Meaning of cantonment in English:

cantonment

Pronunciation /kan?t?nm(?)nt/ /kan?tu?nm(?)nt/

See synonyms for cantonment on Thesaurus.com

Translate cantonment into Spanish

noun

  • 1A military garrison or camp.

    ‘Like Delhi, almost all big Indian cities have inherited cantonments, the colonial military stations.’
    • ‘During his meteoric rise there (he made colonel within four months), he worked on building the Pentagon and led the biggest housing project in history, constructing camps and cantonments for our troops.’
    • ‘The cantonments with their spacious suburbs of bungalows, military buildings, tennis courts and churches built by the British to distance themselves from the noises and smells of the cities and towns are still there.’
    • ‘The Ghadar Party established its own press and published small pamphlets in Urdu, Punjabi and Hindi which were distributed among students and the soldiers stationed in all cantonments in the NWFP, Punjab and the United Provinces.’
    • ‘Having grown up in British cantonments as the son of an army officer, I knew how the British lived in India.’
    fortress, fort, fortification, stronghold, blockhouse, citadel, camp, encampment, cantonment, command post, base, station
    1. 1.1historical A permanent military station in British India.
      ‘The Sepoys in India in 1857 who rebelled against their British officers often invaded the British cantonments and attacked their women.’
      • ‘Having grown up in British cantonments as the son of an army officer, I knew how the British lived in India.’
      • ‘Lord Carrington, the British foreign secretary, hoping thereby to preserve a white cantonment, floated the idea of partitioning South Africa just before Nelson Mandela was released from prison.’
      • ‘The Quartermaster Corps, founded June 1775, was responsible for the construction of training cantonments and more permanent structured camps.’
      • ‘The British developed the cantonment towns of Meerut, Kanpur, Agra and Allahabad after 1857.’

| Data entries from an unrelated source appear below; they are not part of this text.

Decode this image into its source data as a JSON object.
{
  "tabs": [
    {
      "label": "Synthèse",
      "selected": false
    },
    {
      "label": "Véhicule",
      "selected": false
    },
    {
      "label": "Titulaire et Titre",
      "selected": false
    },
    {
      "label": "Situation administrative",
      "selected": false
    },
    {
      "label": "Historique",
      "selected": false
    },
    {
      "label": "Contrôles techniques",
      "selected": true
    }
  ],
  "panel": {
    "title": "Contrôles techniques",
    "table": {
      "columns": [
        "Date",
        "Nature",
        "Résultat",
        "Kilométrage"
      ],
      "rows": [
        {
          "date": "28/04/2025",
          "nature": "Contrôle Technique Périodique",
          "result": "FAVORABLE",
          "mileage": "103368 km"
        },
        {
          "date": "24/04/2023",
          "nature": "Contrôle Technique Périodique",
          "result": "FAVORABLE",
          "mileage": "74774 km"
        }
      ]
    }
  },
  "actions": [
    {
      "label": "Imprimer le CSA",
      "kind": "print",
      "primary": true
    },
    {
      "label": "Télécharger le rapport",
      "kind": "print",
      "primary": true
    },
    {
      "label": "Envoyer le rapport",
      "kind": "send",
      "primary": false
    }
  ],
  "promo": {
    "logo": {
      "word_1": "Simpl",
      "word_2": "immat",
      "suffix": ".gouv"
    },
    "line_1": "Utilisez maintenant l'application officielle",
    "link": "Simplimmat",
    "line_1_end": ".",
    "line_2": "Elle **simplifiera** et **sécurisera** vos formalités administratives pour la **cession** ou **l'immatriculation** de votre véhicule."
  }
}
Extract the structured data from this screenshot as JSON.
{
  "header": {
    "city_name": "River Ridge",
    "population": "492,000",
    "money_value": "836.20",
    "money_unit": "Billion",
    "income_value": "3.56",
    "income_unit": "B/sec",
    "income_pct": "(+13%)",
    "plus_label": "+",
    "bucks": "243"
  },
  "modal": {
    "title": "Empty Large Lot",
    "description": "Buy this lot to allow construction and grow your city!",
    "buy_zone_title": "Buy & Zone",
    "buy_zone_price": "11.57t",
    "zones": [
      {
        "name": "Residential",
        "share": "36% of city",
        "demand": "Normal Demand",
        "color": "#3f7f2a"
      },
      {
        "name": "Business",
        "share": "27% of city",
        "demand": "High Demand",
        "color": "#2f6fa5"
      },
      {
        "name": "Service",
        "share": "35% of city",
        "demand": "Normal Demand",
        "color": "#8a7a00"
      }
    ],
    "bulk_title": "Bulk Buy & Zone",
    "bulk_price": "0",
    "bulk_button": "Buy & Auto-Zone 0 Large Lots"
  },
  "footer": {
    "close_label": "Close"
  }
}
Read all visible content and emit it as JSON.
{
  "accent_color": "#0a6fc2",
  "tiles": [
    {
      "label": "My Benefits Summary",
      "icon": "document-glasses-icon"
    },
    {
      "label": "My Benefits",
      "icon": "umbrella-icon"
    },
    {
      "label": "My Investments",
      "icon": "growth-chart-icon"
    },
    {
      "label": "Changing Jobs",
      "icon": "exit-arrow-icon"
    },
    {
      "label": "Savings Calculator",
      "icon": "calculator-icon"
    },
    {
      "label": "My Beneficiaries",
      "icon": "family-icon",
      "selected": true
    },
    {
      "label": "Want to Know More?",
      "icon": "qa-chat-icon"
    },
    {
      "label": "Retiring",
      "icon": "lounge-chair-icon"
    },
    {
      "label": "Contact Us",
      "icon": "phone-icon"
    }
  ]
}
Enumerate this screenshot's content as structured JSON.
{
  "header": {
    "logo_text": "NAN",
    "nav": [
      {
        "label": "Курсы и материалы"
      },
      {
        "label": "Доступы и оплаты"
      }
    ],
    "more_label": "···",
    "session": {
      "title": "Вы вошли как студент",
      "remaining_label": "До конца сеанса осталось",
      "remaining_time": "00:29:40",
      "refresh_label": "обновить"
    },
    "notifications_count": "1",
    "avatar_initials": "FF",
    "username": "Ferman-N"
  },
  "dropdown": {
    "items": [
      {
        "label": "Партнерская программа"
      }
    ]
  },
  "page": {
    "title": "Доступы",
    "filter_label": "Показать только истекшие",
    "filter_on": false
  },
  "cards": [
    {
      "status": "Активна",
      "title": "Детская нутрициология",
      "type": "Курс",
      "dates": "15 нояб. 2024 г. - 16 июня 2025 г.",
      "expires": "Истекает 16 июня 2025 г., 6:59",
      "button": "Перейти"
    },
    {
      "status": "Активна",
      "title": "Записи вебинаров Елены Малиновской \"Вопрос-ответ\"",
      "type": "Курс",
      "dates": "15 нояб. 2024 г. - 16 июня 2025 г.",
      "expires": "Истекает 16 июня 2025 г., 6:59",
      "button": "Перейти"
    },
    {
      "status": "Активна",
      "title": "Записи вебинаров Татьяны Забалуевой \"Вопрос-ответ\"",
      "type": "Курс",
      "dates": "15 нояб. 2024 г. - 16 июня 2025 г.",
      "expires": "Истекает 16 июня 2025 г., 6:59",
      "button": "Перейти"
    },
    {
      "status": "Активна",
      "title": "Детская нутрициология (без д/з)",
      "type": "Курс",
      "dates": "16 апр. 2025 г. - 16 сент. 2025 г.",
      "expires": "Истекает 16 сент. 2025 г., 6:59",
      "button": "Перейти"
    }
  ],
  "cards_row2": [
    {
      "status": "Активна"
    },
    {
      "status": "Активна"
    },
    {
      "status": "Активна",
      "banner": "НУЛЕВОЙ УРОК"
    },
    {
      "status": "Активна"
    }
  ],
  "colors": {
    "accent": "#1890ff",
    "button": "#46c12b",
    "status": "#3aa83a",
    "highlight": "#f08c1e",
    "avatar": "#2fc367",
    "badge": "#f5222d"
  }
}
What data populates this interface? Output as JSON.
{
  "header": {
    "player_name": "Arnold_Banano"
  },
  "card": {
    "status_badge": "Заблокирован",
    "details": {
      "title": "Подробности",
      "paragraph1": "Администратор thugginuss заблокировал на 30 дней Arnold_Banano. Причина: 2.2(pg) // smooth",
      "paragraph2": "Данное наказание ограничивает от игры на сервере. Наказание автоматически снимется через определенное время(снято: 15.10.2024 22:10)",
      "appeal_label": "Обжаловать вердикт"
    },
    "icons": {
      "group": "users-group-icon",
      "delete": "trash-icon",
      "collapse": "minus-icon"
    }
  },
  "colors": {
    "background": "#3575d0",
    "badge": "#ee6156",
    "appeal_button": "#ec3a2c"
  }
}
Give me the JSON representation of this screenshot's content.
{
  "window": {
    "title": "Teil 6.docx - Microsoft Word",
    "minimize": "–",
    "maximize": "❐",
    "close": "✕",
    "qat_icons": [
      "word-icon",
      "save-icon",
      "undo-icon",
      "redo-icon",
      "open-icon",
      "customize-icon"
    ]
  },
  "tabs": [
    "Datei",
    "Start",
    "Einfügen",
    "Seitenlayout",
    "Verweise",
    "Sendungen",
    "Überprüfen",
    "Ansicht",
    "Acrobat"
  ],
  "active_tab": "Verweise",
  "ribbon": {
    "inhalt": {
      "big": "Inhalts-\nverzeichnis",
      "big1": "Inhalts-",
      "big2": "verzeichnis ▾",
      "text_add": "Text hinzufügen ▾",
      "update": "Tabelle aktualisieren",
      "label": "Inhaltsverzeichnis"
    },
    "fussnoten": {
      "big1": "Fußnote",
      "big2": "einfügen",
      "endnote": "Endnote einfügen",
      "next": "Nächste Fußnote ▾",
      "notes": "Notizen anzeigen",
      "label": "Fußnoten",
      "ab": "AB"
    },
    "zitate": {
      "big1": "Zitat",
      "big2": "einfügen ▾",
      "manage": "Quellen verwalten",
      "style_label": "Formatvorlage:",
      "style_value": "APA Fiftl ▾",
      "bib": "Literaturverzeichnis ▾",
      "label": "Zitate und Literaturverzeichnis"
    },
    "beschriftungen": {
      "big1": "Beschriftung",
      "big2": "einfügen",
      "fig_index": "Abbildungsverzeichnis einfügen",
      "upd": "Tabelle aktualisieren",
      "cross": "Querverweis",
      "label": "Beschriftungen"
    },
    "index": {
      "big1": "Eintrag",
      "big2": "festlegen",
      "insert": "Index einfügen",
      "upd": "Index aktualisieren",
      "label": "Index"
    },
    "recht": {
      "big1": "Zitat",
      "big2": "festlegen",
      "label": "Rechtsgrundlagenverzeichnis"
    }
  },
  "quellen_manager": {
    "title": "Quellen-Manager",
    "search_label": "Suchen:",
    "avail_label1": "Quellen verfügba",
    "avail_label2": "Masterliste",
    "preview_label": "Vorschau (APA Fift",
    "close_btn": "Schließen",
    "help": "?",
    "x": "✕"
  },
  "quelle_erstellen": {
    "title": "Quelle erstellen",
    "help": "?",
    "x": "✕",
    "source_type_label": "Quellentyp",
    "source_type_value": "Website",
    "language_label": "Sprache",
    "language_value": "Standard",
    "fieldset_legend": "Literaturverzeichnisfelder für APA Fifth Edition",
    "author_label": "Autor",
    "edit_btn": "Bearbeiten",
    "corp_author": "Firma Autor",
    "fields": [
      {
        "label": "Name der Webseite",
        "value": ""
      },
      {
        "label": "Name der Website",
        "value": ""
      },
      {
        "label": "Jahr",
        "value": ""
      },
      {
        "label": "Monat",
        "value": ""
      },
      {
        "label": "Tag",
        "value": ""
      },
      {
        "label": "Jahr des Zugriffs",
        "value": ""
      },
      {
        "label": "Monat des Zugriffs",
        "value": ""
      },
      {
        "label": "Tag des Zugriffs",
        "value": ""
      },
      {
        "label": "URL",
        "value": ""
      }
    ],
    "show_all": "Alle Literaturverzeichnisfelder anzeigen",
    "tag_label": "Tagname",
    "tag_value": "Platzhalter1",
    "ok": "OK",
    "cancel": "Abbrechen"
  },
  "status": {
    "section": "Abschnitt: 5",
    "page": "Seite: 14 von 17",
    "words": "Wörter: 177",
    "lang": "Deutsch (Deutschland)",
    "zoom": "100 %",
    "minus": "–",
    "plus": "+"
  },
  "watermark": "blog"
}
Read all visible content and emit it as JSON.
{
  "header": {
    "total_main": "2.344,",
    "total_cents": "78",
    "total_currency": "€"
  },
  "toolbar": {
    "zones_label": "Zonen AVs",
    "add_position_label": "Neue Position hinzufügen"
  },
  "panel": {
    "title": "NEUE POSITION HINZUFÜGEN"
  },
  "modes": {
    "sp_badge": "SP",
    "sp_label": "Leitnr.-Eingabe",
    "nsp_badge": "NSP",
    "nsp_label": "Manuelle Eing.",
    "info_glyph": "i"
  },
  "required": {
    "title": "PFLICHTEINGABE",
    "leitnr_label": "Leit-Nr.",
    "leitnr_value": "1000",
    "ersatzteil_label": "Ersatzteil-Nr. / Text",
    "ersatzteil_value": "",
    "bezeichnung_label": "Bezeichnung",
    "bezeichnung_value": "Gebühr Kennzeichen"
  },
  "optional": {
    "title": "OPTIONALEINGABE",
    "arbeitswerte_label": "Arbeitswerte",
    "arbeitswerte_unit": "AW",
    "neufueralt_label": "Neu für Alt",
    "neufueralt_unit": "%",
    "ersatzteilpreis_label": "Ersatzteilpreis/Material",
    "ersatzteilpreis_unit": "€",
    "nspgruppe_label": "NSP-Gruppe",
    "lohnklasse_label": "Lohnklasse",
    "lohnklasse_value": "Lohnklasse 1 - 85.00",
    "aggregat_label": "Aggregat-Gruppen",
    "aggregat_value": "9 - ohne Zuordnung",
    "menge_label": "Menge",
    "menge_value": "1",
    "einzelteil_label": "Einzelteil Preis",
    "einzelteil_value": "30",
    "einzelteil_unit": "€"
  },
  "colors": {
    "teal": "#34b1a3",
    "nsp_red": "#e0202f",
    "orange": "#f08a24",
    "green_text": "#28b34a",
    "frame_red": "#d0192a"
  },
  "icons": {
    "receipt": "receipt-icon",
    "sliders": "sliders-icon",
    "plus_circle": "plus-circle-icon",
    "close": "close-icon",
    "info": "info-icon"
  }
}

Origin

Mid 18th century from French cantonnement, from cantonner ‘to quarter’ (see canton).